Records to process
· · ·

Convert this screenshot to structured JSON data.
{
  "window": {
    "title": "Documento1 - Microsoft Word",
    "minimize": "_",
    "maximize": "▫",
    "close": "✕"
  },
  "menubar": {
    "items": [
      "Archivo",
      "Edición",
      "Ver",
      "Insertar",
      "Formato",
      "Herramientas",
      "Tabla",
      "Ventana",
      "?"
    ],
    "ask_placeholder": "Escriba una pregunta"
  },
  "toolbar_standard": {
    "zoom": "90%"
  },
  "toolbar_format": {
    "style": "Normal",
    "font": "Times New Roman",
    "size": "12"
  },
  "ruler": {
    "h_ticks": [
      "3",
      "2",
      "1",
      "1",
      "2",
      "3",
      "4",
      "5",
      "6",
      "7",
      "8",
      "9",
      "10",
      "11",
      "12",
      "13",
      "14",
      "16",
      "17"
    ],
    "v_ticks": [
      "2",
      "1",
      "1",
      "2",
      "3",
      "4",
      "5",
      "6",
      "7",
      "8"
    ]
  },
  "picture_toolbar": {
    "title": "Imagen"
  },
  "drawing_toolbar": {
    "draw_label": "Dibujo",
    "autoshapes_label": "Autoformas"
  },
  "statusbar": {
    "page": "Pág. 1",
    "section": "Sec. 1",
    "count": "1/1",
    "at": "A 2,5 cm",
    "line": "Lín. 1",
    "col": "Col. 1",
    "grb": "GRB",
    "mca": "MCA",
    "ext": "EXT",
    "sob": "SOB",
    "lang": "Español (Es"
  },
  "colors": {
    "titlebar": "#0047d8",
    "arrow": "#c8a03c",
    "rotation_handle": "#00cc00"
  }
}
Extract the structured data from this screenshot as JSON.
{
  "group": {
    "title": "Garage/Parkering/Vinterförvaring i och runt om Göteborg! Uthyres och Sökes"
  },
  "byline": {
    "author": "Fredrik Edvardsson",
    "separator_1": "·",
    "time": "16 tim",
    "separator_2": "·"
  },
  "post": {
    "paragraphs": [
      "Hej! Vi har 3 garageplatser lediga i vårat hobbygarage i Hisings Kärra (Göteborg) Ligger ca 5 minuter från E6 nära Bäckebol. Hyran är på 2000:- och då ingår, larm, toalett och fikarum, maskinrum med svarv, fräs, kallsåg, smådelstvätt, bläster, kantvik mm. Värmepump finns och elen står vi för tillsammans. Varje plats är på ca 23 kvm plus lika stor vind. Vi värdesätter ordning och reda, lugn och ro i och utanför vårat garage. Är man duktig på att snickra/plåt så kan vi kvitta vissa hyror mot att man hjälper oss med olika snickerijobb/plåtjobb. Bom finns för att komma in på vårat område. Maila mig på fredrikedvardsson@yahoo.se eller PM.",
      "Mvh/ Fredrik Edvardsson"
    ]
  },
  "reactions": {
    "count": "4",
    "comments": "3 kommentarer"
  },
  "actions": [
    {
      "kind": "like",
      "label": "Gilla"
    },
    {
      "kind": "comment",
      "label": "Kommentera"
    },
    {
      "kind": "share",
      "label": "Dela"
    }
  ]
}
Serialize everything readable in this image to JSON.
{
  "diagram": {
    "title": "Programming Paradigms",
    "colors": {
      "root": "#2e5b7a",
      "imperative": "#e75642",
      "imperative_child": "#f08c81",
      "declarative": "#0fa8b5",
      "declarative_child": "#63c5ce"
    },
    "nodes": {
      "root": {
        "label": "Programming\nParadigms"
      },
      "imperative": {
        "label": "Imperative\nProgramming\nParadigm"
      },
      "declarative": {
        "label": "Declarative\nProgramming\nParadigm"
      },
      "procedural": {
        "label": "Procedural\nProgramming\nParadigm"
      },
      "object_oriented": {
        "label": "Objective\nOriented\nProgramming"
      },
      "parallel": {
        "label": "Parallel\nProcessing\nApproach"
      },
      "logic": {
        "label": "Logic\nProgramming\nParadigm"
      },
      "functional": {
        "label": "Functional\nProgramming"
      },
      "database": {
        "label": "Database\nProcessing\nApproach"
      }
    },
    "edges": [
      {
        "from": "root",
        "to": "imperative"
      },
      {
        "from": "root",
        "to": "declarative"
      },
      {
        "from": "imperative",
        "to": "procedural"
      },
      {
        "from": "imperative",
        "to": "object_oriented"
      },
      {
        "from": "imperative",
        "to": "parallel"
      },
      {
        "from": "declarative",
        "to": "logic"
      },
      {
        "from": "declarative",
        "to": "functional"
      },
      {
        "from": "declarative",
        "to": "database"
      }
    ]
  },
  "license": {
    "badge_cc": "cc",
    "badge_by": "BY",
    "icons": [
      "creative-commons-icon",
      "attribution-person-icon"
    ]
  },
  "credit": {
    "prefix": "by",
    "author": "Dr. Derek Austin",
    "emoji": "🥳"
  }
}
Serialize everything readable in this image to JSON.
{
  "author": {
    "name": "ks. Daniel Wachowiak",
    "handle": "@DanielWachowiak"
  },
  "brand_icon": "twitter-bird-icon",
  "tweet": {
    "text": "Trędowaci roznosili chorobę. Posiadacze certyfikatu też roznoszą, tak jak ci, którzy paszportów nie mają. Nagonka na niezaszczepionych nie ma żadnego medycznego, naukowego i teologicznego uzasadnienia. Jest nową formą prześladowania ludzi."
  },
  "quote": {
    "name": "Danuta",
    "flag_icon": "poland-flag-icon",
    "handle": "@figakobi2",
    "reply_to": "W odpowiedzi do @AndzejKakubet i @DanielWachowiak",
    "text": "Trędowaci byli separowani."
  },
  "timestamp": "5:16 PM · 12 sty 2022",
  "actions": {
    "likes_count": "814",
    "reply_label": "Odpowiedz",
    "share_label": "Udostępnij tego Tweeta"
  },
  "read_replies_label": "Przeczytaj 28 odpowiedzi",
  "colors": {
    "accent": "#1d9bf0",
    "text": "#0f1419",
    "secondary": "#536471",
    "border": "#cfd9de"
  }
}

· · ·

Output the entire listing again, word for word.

Convert this screenshot to structured JSON data.
{
  "window": {
    "title": "Documento1 - Microsoft Word",
    "minimize": "_",
    "maximize": "▫",
    "close": "✕"
  },
  "menubar": {
    "items": [
      "Archivo",
      "Edición",
      "Ver",
      "Insertar",
      "Formato",
      "Herramientas",
      "Tabla",
      "Ventana",
      "?"
    ],
    "ask_placeholder": "Escriba una pregunta"
  },
  "toolbar_standard": {
    "zoom": "90%"
  },
  "toolbar_format": {
    "style": "Normal",
    "font": "Times New Roman",
    "size": "12"
  },
  "ruler": {
    "h_ticks": [
      "3",
      "2",
      "1",
      "1",
      "2",
      "3",
      "4",
      "5",
      "6",
      "7",
      "8",
      "9",
      "10",
      "11",
      "12",
      "13",
      "14",
      "16",
      "17"
    ],
    "v_ticks": [
      "2",
      "1",
      "1",
      "2",
      "3",
      "4",
      "5",
      "6",
      "7",
      "8"
    ]
  },
  "picture_toolbar": {
    "title": "Imagen"
  },
  "drawing_toolbar": {
    "draw_label": "Dibujo",
    "autoshapes_label": "Autoformas"
  },
  "statusbar": {
    "page": "Pág. 1",
    "section": "Sec. 1",
    "count": "1/1",
    "at": "A 2,5 cm",
    "line": "Lín. 1",
    "col": "Col. 1",
    "grb": "GRB",
    "mca": "MCA",
    "ext": "EXT",
    "sob": "SOB",
    "lang": "Español (Es"
  },
  "colors": {
    "titlebar": "#0047d8",
    "arrow": "#c8a03c",
    "rotation_handle": "#00cc00"
  }
}
Extract the structured data from this screenshot as JSON.
{
  "group": {
    "title": "Garage/Parkering/Vinterförvaring i och runt om Göteborg! Uthyres och Sökes"
  },
  "byline": {
    "author": "Fredrik Edvardsson",
    "separator_1": "·",
    "time": "16 tim",
    "separator_2": "·"
  },
  "post": {
    "paragraphs": [
      "Hej! Vi har 3 garageplatser lediga i vårat hobbygarage i Hisings Kärra (Göteborg) Ligger ca 5 minuter från E6 nära Bäckebol. Hyran är på 2000:- och då ingår, larm, toalett och fikarum, maskinrum med svarv, fräs, kallsåg, smådelstvätt, bläster, kantvik mm. Värmepump finns och elen står vi för tillsammans. Varje plats är på ca 23 kvm plus lika stor vind. Vi värdesätter ordning och reda, lugn och ro i och utanför vårat garage. Är man duktig på att snickra/plåt så kan vi kvitta vissa hyror mot att man hjälper oss med olika snickerijobb/plåtjobb. Bom finns för att komma in på vårat område. Maila mig på fredrikedvardsson@yahoo.se eller PM.",
      "Mvh/ Fredrik Edvardsson"
    ]
  },
  "reactions": {
    "count": "4",
    "comments": "3 kommentarer"
  },
  "actions": [
    {
      "kind": "like",
      "label": "Gilla"
    },
    {
      "kind": "comment",
      "label": "Kommentera"
    },
    {
      "kind": "share",
      "label": "Dela"
    }
  ]
}
Serialize everything readable in this image to JSON.
{
  "diagram": {
    "title": "Programming Paradigms",
    "colors": {
      "root": "#2e5b7a",
      "imperative": "#e75642",
      "imperative_child": "#f08c81",
      "declarative": "#0fa8b5",
      "declarative_child": "#63c5ce"
    },
    "nodes": {
      "root": {
        "label": "Programming\nParadigms"
      },
      "imperative": {
        "label": "Imperative\nProgramming\nParadigm"
      },
      "declarative": {
        "label": "Declarative\nProgramming\nParadigm"
      },
      "procedural": {
        "label": "Procedural\nProgramming\nParadigm"
      },
      "object_oriented": {
        "label": "Objective\nOriented\nProgramming"
      },
      "parallel": {
        "label": "Parallel\nProcessing\nApproach"
      },
      "logic": {
        "label": "Logic\nProgramming\nParadigm"
      },
      "functional": {
        "label": "Functional\nProgramming"
      },
      "database": {
        "label": "Database\nProcessing\nApproach"
      }
    },
    "edges": [
      {
        "from": "root",
        "to": "imperative"
      },
      {
        "from": "root",
        "to": "declarative"
      },
      {
        "from": "imperative",
        "to": "procedural"
      },
      {
        "from": "imperative",
        "to": "object_oriented"
      },
      {
        "from": "imperative",
        "to": "parallel"
      },
      {
        "from": "declarative",
        "to": "logic"
      },
      {
        "from": "declarative",
        "to": "functional"
      },
      {
        "from": "declarative",
        "to": "database"
      }
    ]
  },
  "license": {
    "badge_cc": "cc",
    "badge_by": "BY",
    "icons": [
      "creative-commons-icon",
      "attribution-person-icon"
    ]
  },
  "credit": {
    "prefix": "by",
    "author": "Dr. Derek Austin",
    "emoji": "🥳"
  }
}
Serialize everything readable in this image to JSON.
{
  "author": {
    "name": "ks. Daniel Wachowiak",
    "handle": "@DanielWachowiak"
  },
  "brand_icon": "twitter-bird-icon",
  "tweet": {
    "text": "Trędowaci roznosili chorobę. Posiadacze certyfikatu też roznoszą, tak jak ci, którzy paszportów nie mają. Nagonka na niezaszczepionych nie ma żadnego medycznego, naukowego i teologicznego uzasadnienia. Jest nową formą prześladowania ludzi."
  },
  "quote": {
    "name": "Danuta",
    "flag_icon": "poland-flag-icon",
    "handle": "@figakobi2",
    "reply_to": "W odpowiedzi do @AndzejKakubet i @DanielWachowiak",
    "text": "Trędowaci byli separowani."
  },
  "timestamp": "5:16 PM · 12 sty 2022",
  "actions": {
    "likes_count": "814",
    "reply_label": "Odpowiedz",
    "share_label": "Udostępnij tego Tweeta"
  },
  "read_replies_label": "Przeczytaj 28 odpowiedzi",
  "colors": {
    "accent": "#1d9bf0",
    "text": "#0f1419",
    "secondary": "#536471",
    "border": "#cfd9de"
  }
}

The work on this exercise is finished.